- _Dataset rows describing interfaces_
....
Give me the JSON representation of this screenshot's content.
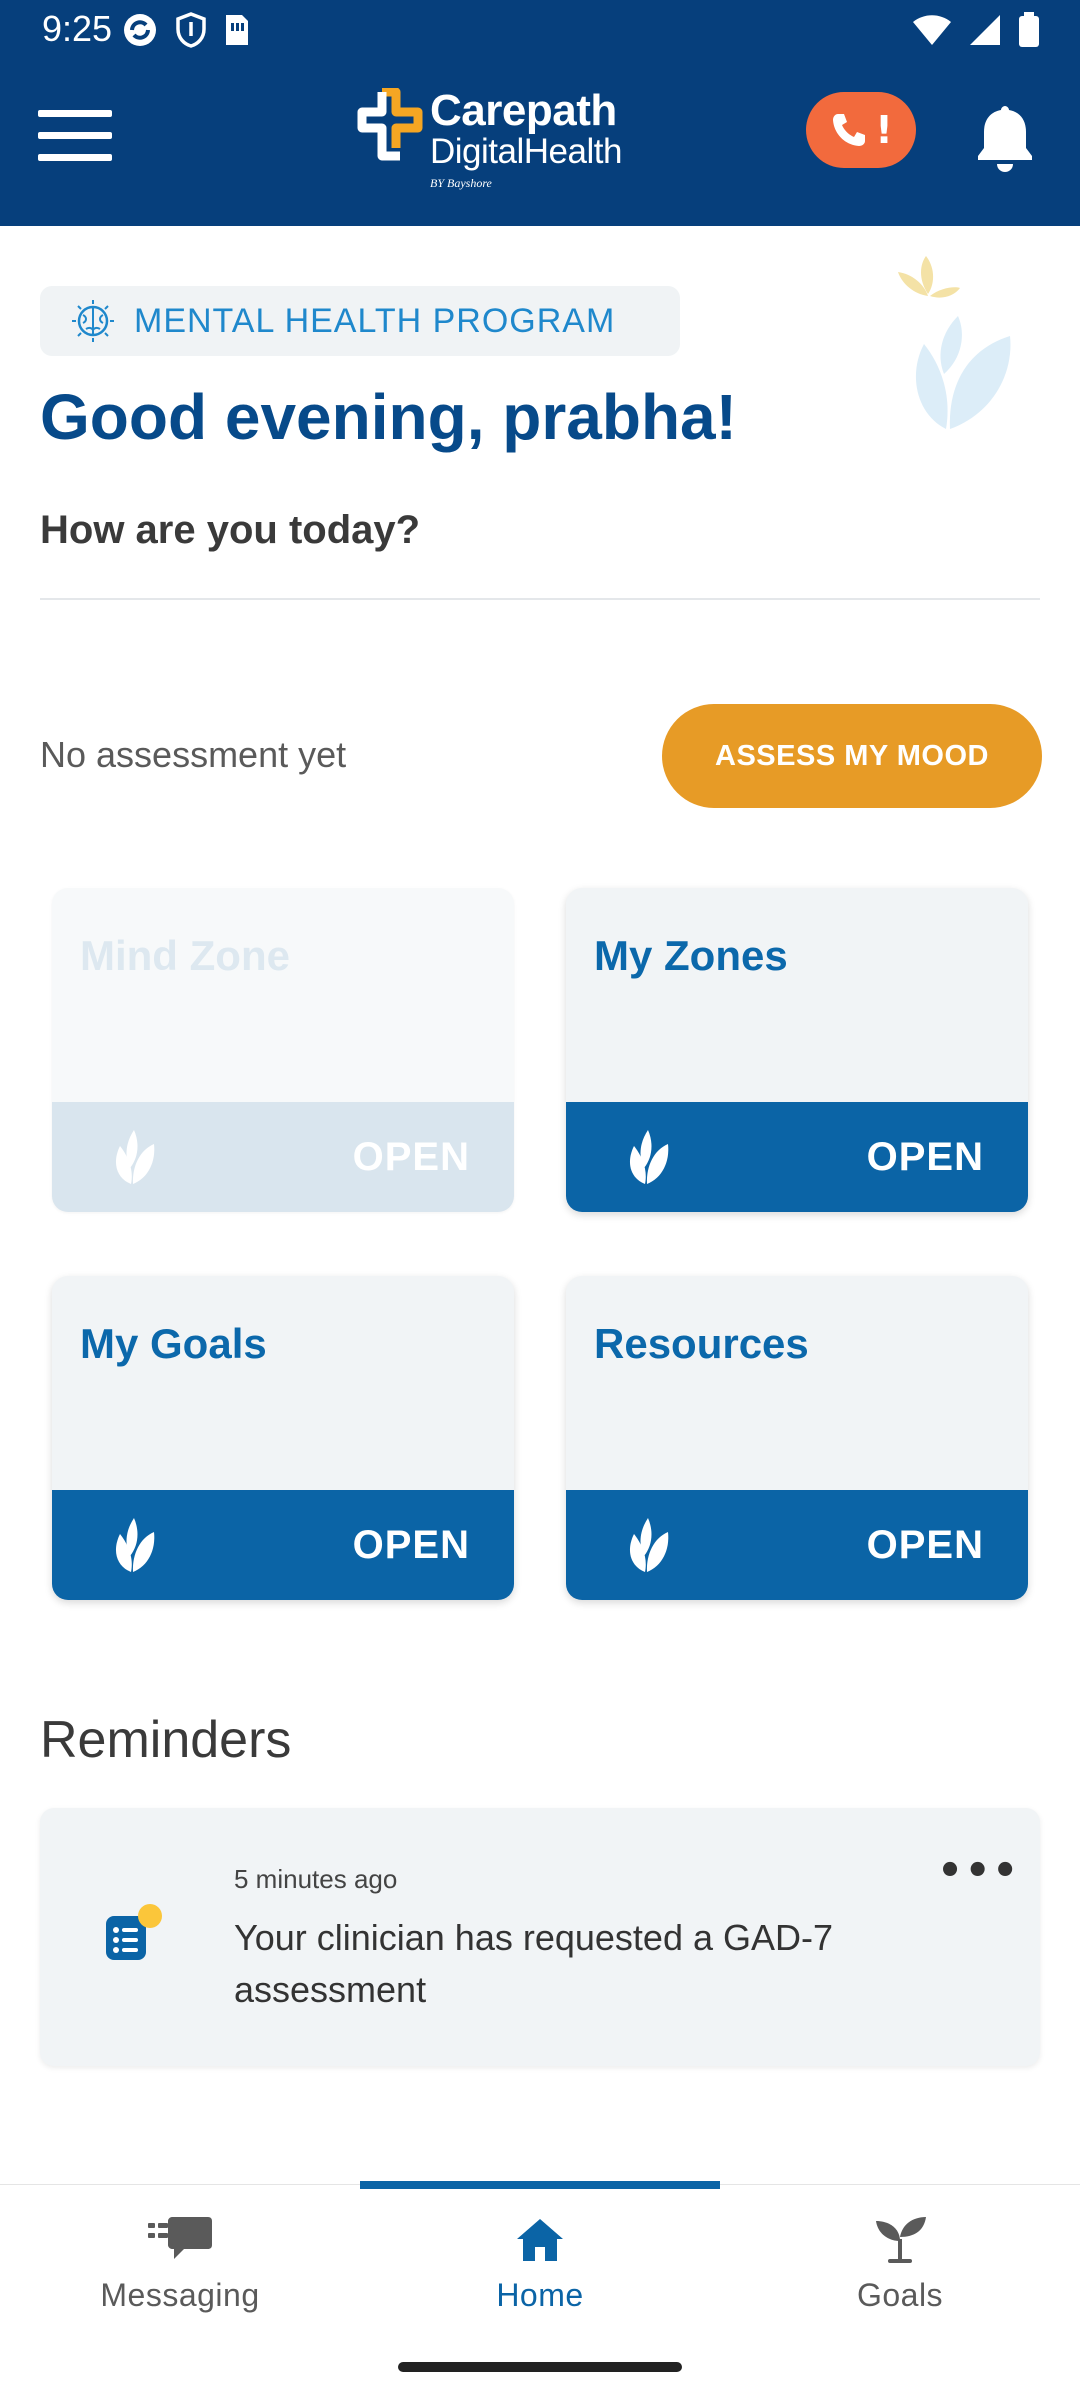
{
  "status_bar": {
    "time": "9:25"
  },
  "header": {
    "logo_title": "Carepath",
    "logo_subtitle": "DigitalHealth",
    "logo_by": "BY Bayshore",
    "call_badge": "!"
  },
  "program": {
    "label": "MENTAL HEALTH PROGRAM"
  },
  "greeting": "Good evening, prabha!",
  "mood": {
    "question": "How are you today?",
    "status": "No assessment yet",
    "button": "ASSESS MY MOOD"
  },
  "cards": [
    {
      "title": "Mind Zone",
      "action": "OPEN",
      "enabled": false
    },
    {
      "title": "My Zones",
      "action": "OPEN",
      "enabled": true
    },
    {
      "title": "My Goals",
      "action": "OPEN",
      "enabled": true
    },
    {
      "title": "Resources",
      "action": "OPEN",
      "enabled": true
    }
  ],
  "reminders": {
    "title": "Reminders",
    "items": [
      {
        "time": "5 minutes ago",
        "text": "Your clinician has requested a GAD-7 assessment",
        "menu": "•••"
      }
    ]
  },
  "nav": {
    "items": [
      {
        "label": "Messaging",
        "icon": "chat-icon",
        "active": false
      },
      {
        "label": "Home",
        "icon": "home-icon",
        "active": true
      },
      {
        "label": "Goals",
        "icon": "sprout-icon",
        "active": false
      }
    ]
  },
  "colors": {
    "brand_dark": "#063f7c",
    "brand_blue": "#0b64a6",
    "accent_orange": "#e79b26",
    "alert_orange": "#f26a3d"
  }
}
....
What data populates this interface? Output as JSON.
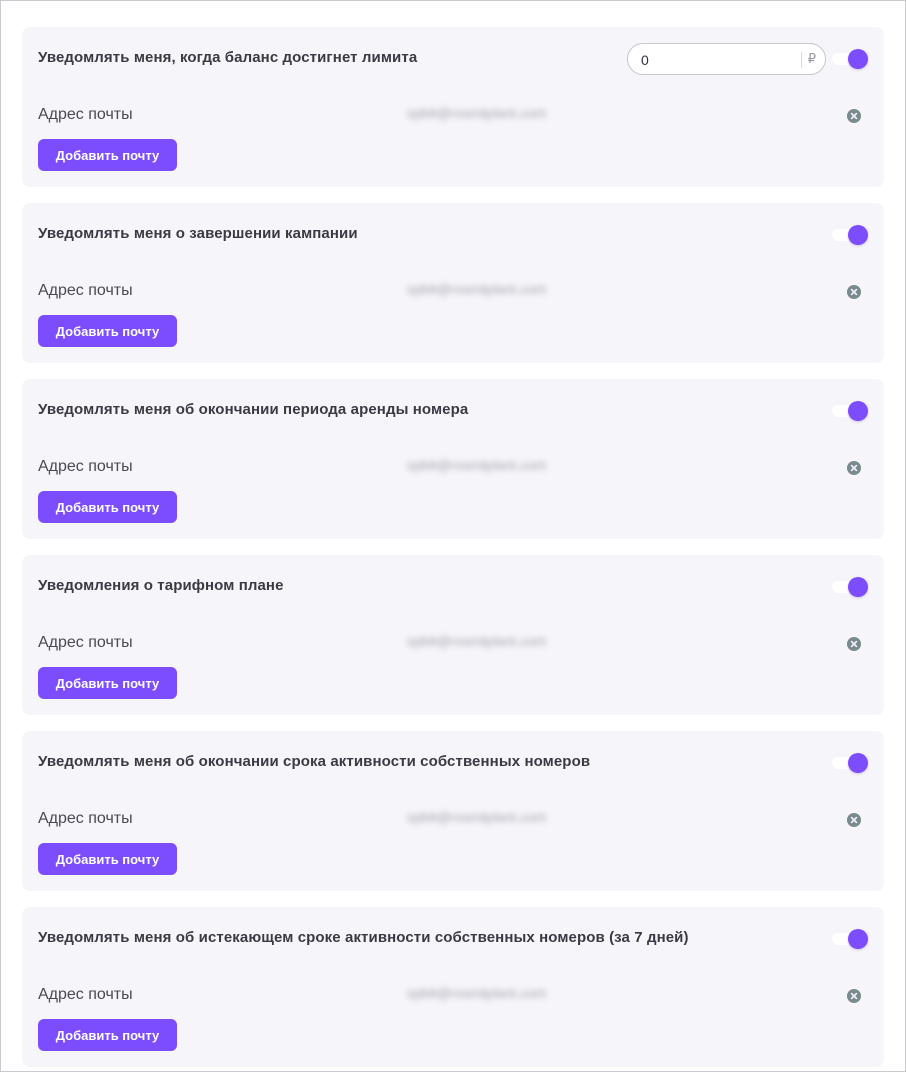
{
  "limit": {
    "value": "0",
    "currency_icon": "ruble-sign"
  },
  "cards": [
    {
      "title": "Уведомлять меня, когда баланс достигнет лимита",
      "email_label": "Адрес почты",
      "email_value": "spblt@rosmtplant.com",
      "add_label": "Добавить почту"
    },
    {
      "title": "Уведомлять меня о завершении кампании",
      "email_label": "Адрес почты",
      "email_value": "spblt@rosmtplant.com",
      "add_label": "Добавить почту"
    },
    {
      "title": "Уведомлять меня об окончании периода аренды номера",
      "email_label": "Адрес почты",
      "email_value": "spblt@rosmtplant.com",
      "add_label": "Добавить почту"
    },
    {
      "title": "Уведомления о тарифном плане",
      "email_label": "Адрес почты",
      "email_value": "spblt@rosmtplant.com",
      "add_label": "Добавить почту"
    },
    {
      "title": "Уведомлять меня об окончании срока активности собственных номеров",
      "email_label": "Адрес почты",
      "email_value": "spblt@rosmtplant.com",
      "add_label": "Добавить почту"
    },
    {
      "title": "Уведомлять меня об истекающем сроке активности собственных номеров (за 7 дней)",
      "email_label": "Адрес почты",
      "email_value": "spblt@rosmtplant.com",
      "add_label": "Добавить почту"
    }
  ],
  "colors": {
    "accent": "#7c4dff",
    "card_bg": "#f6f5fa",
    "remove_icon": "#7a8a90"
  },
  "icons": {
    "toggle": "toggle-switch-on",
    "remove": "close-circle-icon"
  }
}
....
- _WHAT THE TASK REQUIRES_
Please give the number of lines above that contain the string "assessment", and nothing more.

- _TASK ANSWER_
2